311

Learning with a Wrench

EMD-Intern1.jpg

The City of Tulsa is partnering with Union Public Schools to offer internships to juniors and seniors each semester who have an interest in learning auto mechanics. This partnership will give students basic job skills that can help them in their path to prosperity.

These student interns will work alongside City of Tulsa employees who maintain the City's fleet of trucks, cars, backhoes and other large equipment and gain the knowledge and experience of working in a vehicle maintenance facility.  

Eighteen students participated in the 2017-2018 school year. A total of 60 students have participated the past three years. There is already a waiting list for next school year.

The City of Tulsa is very proud to offer this program that not only helps with succession planning in the City, but allows the city to build upon Tulsa's workforce, one student at a time. Students from the program are invited to work part-time as Automotive Servicers during the summer months to continue their training. The City has employed five students in summer jobs to date. Forty-three percent of our current Automotive Servicers are graduates of the Learning with a Wrench Program.

Success Stories

Mohit Asnani graduated from the Learning with a Wrench Program and attended the University of Oklahoma for Mechanical Engineering. To help pay for college, he landed a $15.10 per hour job at a car dealership because of the certifications and experience he obtained from the program.  

Monica Elias graduated from the Learning with a Wrench Program and decided to pursue IT-Automotive education through Oklahoma State University with the goal of starting her own business.

Joseph Maxwell and Cole Wright applied and interviewed for paid summer intern positions as Automotive Servicers within the City of Tulsa’s light and heavy PM vehicle garages following graduation and completion of the Learning with a Wrench Program.

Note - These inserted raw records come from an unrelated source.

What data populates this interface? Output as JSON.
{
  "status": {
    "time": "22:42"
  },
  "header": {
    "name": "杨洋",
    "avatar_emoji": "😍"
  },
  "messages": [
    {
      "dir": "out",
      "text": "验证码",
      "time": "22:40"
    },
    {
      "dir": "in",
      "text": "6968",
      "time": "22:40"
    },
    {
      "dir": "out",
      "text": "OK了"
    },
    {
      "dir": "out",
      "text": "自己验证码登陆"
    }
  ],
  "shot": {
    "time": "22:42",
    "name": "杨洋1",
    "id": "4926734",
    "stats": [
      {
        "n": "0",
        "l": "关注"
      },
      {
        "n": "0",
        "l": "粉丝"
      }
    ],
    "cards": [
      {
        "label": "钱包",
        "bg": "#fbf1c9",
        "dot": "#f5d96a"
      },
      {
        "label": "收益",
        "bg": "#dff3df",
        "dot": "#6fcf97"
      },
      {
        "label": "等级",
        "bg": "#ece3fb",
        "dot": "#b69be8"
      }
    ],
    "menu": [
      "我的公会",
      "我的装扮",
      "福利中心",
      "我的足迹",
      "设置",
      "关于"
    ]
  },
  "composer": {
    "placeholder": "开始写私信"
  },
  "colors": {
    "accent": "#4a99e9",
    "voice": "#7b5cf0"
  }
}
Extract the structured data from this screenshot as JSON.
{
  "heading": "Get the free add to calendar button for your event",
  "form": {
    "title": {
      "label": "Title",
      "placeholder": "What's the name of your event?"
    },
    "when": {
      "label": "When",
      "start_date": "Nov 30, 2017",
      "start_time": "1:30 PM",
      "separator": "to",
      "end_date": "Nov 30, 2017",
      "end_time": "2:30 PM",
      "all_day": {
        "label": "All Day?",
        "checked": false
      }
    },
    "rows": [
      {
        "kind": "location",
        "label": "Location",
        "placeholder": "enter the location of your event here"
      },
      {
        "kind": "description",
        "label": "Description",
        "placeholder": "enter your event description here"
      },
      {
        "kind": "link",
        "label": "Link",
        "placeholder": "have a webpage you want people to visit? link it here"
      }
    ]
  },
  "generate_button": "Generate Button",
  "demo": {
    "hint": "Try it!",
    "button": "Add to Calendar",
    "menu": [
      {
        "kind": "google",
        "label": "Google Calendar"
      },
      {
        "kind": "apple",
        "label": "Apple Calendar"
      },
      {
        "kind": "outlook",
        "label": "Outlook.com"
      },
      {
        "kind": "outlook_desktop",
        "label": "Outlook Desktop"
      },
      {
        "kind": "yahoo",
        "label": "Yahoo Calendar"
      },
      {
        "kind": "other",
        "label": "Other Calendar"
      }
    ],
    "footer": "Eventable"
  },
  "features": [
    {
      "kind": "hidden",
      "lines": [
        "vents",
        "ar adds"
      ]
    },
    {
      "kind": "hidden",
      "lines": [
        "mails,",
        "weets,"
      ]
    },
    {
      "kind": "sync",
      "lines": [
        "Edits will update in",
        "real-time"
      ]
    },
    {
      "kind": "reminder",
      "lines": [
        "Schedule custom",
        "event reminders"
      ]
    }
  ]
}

They worked during the summer applying the knowledge they learned in the program. At the end of the summer, full-time positions opened up and Joseph and Cole became the program’s first and second participants to become full time city employees.

Jackson Craig graduated from the Learning with a Wrench Program and was hired by the City as an Automotive Servicer in the heavy Preventive Maintenance Shop. He became the program’s third participant to become a full-time employee.

Gary Burr, City of Tulsa EMD Shop Supervisor said this program has been just as successful for his staff as it has the students. "This experience was like nothing I ever expected," Burr said. "Along with mentoring and instructing students during the program, EMD employees have experienced a higher morale in their work groups and a pride in knowing they are impacting the lives of kids who share a similar passion - mechanical operations."

Burr said this program has been just as successful for his staff, resulting in higher morale in their work groups and a pride in knowing they are impacting the lives of kids who share a similar passion for mechanics.